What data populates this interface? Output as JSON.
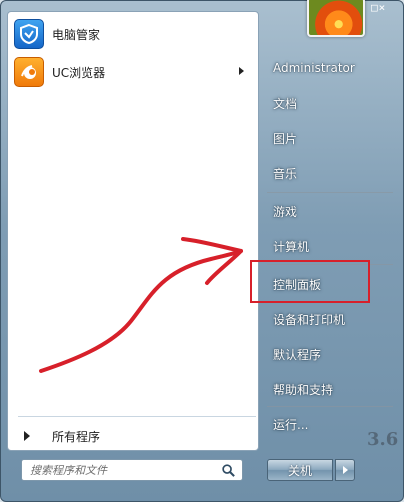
{
  "left_pane": {
    "pinned": [
      {
        "label": "电脑管家",
        "icon": "tencent-pc-manager-icon",
        "has_submenu": false
      },
      {
        "label": "UC浏览器",
        "icon": "uc-browser-icon",
        "has_submenu": true
      }
    ],
    "all_programs_label": "所有程序"
  },
  "search": {
    "placeholder": "搜索程序和文件",
    "value": "",
    "icon": "magnifier-icon"
  },
  "right_pane": {
    "user_name": "Administrator",
    "items": [
      {
        "label": "文档"
      },
      {
        "label": "图片"
      },
      {
        "label": "音乐"
      },
      {
        "label": "游戏"
      },
      {
        "label": "计算机"
      },
      {
        "label": "控制面板"
      },
      {
        "label": "设备和打印机"
      },
      {
        "label": "默认程序"
      },
      {
        "label": "帮助和支持"
      },
      {
        "label": "运行..."
      }
    ],
    "top_glyph": "□×"
  },
  "shutdown": {
    "label": "关机",
    "options_icon": "triangle-right-icon"
  },
  "watermark": "3.6",
  "annotation": {
    "highlight_color": "#d7202a",
    "highlighted_item": "控制面板"
  }
}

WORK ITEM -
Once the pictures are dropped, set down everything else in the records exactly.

EXERCISE RESULT -
What data populates this interface? Output as JSON.
{
  "left_pane": {
    "pinned": [
      {
        "label": "电脑管家",
        "icon": "tencent-pc-manager-icon",
        "has_submenu": false
      },
      {
        "label": "UC浏览器",
        "icon": "uc-browser-icon",
        "has_submenu": true
      }
    ],
    "all_programs_label": "所有程序"
  },
  "search": {
    "placeholder": "搜索程序和文件",
    "value": "",
    "icon": "magnifier-icon"
  },
  "right_pane": {
    "user_name": "Administrator",
    "items": [
      {
        "label": "文档"
      },
      {
        "label": "图片"
      },
      {
        "label": "音乐"
      },
      {
        "label": "游戏"
      },
      {
        "label": "计算机"
      },
      {
        "label": "控制面板"
      },
      {
        "label": "设备和打印机"
      },
      {
        "label": "默认程序"
      },
      {
        "label": "帮助和支持"
      },
      {
        "label": "运行..."
      }
    ],
    "top_glyph": "□×"
  },
  "shutdown": {
    "label": "关机",
    "options_icon": "triangle-right-icon"
  },
  "watermark": "3.6",
  "annotation": {
    "highlight_color": "#d7202a",
    "highlighted_item": "控制面板"
  }
}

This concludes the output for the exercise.